Given entries Block Start

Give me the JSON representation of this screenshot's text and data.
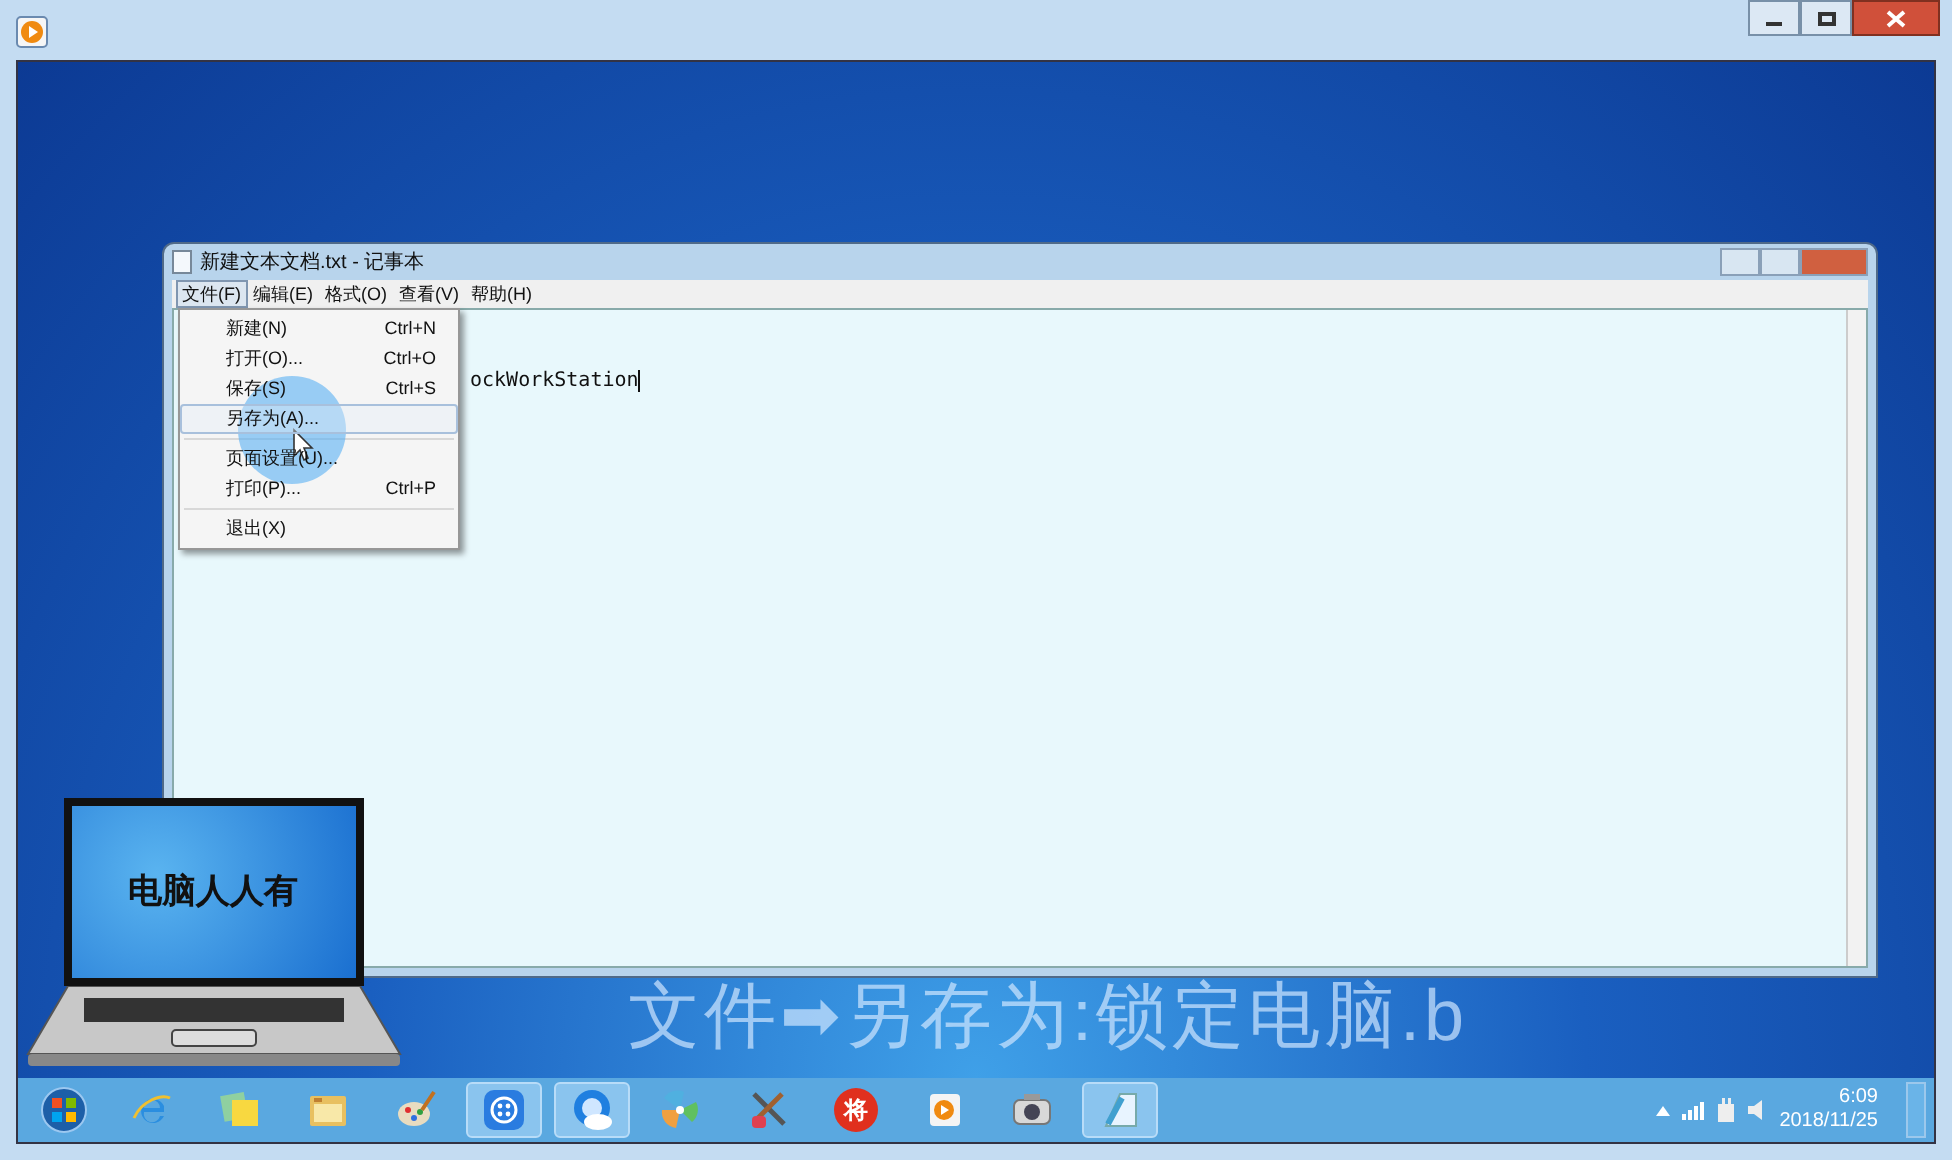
{
  "notepad": {
    "title": "新建文本文档.txt - 记事本",
    "menu_bar": [
      {
        "label": "文件(F)",
        "selected": true
      },
      {
        "label": "编辑(E)",
        "selected": false
      },
      {
        "label": "格式(O)",
        "selected": false
      },
      {
        "label": "查看(V)",
        "selected": false
      },
      {
        "label": "帮助(H)",
        "selected": false
      }
    ],
    "text": "ockWorkStation",
    "file_menu": [
      {
        "kind": "item",
        "label": "新建(N)",
        "shortcut": "Ctrl+N",
        "selected": false
      },
      {
        "kind": "item",
        "label": "打开(O)...",
        "shortcut": "Ctrl+O",
        "selected": false
      },
      {
        "kind": "item",
        "label": "保存(S)",
        "shortcut": "Ctrl+S",
        "selected": false
      },
      {
        "kind": "item",
        "label": "另存为(A)...",
        "selected": true
      },
      {
        "kind": "separator"
      },
      {
        "kind": "item",
        "label": "页面设置(U)...",
        "selected": false
      },
      {
        "kind": "item",
        "label": "打印(P)...",
        "shortcut": "Ctrl+P",
        "selected": false
      },
      {
        "kind": "separator"
      },
      {
        "kind": "item",
        "label": "退出(X)",
        "selected": false
      }
    ]
  },
  "logo": {
    "text": "电脑人人有"
  },
  "subtitle": "文件➡另存为:锁定电脑.b",
  "taskbar": {
    "items": [
      {
        "kind": "start",
        "active": false
      },
      {
        "kind": "ie",
        "active": false
      },
      {
        "kind": "notes",
        "active": false
      },
      {
        "kind": "folder",
        "active": false
      },
      {
        "kind": "paint",
        "active": false
      },
      {
        "kind": "dots",
        "active": true
      },
      {
        "kind": "cloud",
        "active": true
      },
      {
        "kind": "pinwheel",
        "active": false
      },
      {
        "kind": "tools",
        "active": false
      },
      {
        "kind": "badge",
        "label": "将",
        "active": false
      },
      {
        "kind": "player",
        "active": false
      },
      {
        "kind": "camera",
        "active": false
      },
      {
        "kind": "notepad",
        "active": true
      }
    ],
    "time": "6:09",
    "date": "2018/11/25"
  }
}
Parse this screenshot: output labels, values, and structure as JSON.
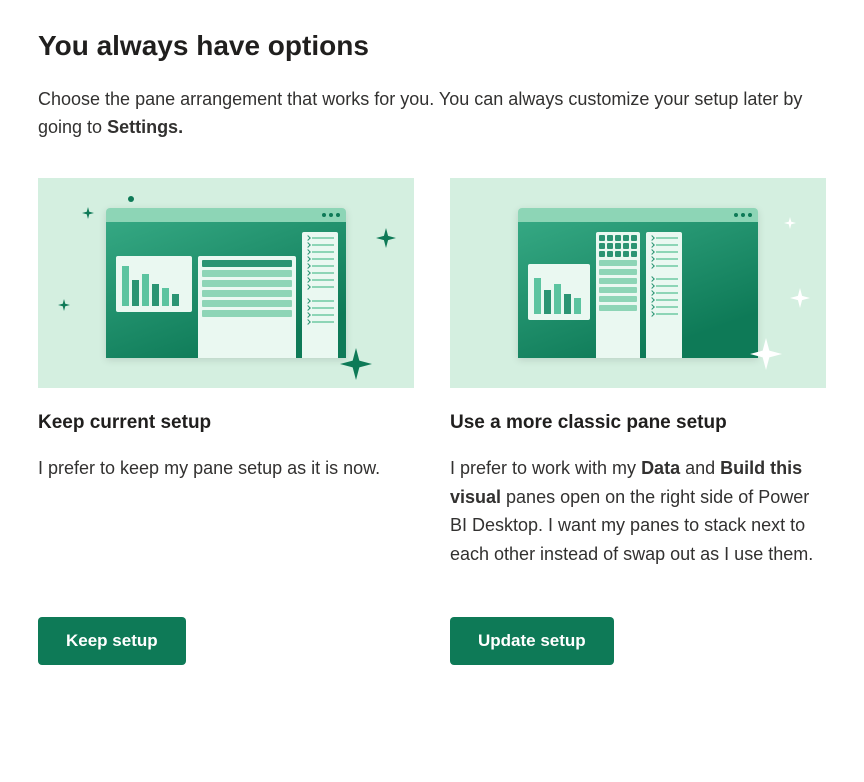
{
  "header": {
    "title": "You always have options",
    "description_pre": "Choose the pane arrangement that works for you. You can always customize your setup later by going to ",
    "description_bold": "Settings."
  },
  "options": {
    "left": {
      "title": "Keep current setup",
      "description": "I prefer to keep my pane setup as it is now.",
      "button_label": "Keep setup"
    },
    "right": {
      "title": "Use a more classic pane setup",
      "desc_parts": {
        "p1": "I prefer to work with my ",
        "b1": "Data",
        "p2": " and ",
        "b2": "Build this visual",
        "p3": " panes open on the right side of Power BI Desktop. I want my panes to stack next to each other instead of swap out as I use them."
      },
      "button_label": "Update setup"
    }
  },
  "colors": {
    "accent": "#0e7a57",
    "illustration_bg": "#d4efe0"
  }
}
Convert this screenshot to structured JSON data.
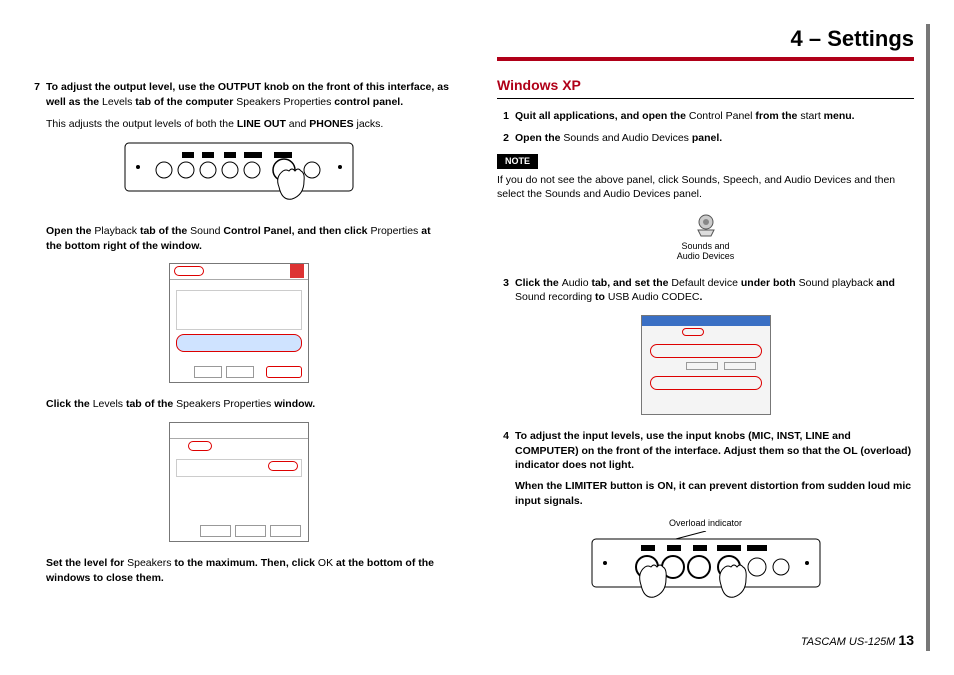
{
  "header": {
    "title": "4 – Settings"
  },
  "left": {
    "step7": {
      "n": "7",
      "l1": "To adjust the output level, use the OUTPUT knob on the front of this interface, as well as the ",
      "l1r": "Levels",
      "l2": " tab of the computer ",
      "l2r": "Speakers Properties",
      "l3": " control panel.",
      "sub1a": "This adjusts the output levels of both the ",
      "sub1b": "LINE OUT",
      "sub1c": " and ",
      "sub1d": "PHONES",
      "sub1e": " jacks."
    },
    "p2": {
      "a": "Open the ",
      "b": "Playback",
      "c": " tab of the ",
      "d": "Sound",
      "e": " Control Panel, and then click ",
      "f": "Properties",
      "g": " at the bottom right of the window."
    },
    "p3": {
      "a": "Click the ",
      "b": "Levels",
      "c": " tab of the ",
      "d": "Speakers Properties",
      "e": " window."
    },
    "p4": {
      "a": "Set the level for ",
      "b": "Speakers",
      "c": " to the maximum. Then, click ",
      "d": "OK",
      "e": " at the bottom of the windows to close them."
    }
  },
  "right": {
    "section": "Windows XP",
    "s1": {
      "n": "1",
      "a": "Quit all applications, and open the ",
      "b": "Control Panel",
      "c": " from the ",
      "d": "start",
      "e": " menu."
    },
    "s2": {
      "n": "2",
      "a": "Open the ",
      "b": "Sounds and Audio Devices",
      "c": " panel."
    },
    "note": "NOTE",
    "noteBody": {
      "a": "If you do not see the above panel, click ",
      "b": "Sounds, Speech, and Audio Devices",
      "c": " and then select the ",
      "d": "Sounds and Audio Devices",
      "e": " panel."
    },
    "iconLabel1": "Sounds and",
    "iconLabel2": "Audio Devices",
    "s3": {
      "n": "3",
      "a": "Click the ",
      "b": "Audio",
      "c": " tab, and set the ",
      "d": "Default device",
      "e": " under both ",
      "f": "Sound playback",
      "g": " and ",
      "h": "Sound recording",
      "i": " to ",
      "j": "USB Audio CODEC",
      "k": "."
    },
    "s4": {
      "n": "4",
      "a": "To adjust the input levels, use the input knobs (MIC, INST, LINE and COMPUTER) on the front of the interface. Adjust them so that the OL (overload) indicator does not light.",
      "b": "When the LIMITER button is ON, it can prevent distortion from sudden loud mic input signals."
    },
    "olCaption": "Overload indicator"
  },
  "footer": {
    "product": "TASCAM US-125M",
    "page": "13"
  }
}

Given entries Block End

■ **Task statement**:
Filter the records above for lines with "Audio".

■ **Reply to the task**:
      "b": "Sounds and Audio Devices",
      "b": "Sounds, Speech, and Audio Devices",
      "d": "Sounds and Audio Devices",
    "iconLabel2": "Audio Devices",
      "b": "Audio",
      "j": "USB Audio CODEC",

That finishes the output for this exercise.